Asked in ScienceBiologyEvolution
How do you know evolution is true?
September 28, 2012 12:21PM
First of all, the explanation is fairly simple and obvious. Living things reproduce with variation. Reproduction is part of the definition of life, and variation is evident in a number of ways. You are not exactly the same as either of your parents. You probably have some genetic information that they don't have. There is actually too much genetic information in the human gene pool to fit into one or even several individual humans. Most changes don't have any real effect, because most genetic "information" has no function. This is called junk DNA. Many changes are malignant and even fatal, and on rare occasions they are positively useful. However, simply because the harmless changes are not lethal, they can be passed on. Since they are mostly unique, forensic scientists use these changes to identify people from DNA samples, and even determine paternity, etc.

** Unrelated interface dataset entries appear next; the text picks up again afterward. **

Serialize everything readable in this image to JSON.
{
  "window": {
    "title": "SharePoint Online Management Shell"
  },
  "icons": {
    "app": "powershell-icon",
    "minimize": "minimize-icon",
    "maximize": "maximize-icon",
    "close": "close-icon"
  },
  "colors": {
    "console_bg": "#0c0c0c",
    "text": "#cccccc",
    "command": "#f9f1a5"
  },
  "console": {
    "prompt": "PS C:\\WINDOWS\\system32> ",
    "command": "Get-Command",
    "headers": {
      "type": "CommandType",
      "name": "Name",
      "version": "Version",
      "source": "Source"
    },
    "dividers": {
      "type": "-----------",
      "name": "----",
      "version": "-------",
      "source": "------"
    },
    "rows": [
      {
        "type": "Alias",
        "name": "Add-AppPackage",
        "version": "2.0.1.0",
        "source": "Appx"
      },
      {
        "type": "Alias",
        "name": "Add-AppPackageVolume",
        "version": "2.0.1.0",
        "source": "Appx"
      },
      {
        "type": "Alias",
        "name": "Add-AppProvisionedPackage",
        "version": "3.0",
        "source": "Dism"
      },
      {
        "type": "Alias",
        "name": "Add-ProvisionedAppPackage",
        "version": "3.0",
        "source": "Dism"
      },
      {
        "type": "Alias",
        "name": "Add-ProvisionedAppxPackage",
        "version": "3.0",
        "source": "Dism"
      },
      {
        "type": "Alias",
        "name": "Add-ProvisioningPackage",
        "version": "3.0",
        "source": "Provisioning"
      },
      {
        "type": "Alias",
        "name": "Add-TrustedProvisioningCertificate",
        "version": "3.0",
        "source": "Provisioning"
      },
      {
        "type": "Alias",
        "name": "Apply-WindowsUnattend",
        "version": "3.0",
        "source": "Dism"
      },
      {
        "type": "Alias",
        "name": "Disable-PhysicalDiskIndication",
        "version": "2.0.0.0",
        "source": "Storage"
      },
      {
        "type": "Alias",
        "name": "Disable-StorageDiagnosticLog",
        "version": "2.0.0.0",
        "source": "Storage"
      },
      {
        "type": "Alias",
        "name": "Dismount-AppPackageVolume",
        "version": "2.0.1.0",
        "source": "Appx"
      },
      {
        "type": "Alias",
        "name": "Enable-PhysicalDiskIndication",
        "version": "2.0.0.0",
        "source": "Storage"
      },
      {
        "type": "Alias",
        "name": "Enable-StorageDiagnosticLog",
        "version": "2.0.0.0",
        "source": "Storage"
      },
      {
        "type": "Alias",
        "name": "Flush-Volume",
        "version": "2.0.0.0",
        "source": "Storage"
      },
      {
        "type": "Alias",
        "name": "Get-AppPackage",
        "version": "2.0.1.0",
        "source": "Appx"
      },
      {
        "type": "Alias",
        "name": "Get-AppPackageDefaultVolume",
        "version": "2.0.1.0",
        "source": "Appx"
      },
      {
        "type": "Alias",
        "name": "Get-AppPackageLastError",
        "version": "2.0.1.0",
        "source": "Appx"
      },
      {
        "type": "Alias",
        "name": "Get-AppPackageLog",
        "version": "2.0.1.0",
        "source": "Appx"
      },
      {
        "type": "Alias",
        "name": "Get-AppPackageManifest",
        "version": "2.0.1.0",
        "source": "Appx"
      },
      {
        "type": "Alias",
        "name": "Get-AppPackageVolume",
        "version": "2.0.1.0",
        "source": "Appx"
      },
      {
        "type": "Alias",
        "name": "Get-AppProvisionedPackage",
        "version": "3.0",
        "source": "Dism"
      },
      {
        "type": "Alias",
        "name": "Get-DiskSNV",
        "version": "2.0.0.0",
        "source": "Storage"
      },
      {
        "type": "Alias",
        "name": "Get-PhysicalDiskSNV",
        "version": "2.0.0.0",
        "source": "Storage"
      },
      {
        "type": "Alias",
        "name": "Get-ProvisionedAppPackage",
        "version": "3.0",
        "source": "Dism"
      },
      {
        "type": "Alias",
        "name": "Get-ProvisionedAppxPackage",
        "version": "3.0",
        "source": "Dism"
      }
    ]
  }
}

This is where natural selection steps in, and random chance ends.
Natural selection is tendency for living things with genes beneficial for surviving and (more importantly) reproducing in its environment to occur more frequently. Members of a species that are better able to find food, mate, evade predators, and ensure the survival of other members of their species (because they have mostly the same genes) will generally do so. By this means, only genes which make their hosts more suitable to their environment are passed on. Therefore, nature imposes "selective pressure" on living things and, in a way, forces them to change on average.
Since the explanation works so well, what evidence do we have that this has occurred?
The fossil record is full of beautiful examples of extinct species, some of which gave rise to species that still exist today. There are examples of early reptiles, early mammals, early jawless fish, etc. all the way up the tree of life. Just recently, for example, Tiktaalik was discovered as a link between fish and amphibians. Sometimes the fossils are so ambiguous that taxonomists argue fervently over classifying them as, say, mammallian reptiles or reptillian mammals. Speciation is slow and smooth, and it does not occur in abrupt steps, as naming conventions might lead one to think. Often, naming a specimen as a particular species is somewhat arbitrary. Lions and tigers are separate species, but they can mate and produce ligers (yes they are real) which live but are unable to reproduce with tigers, lions, or even other ligers. Speciation simply occurs when two portions of a population remain separate long enough that they can no longer produce fertile offspring with each other. It is gradual, and often species can form a chain of genetically compatible individuals with incompatable members far enough along the chain from one another. Imagine a slow gradient from red to blue. Red can mate with reddish purple, which can mate with purple, which can mate with indigo, which can mate with blue, but blue and red are unable to reproduce. There is a species (or two) of newt in California that display this well, for instance.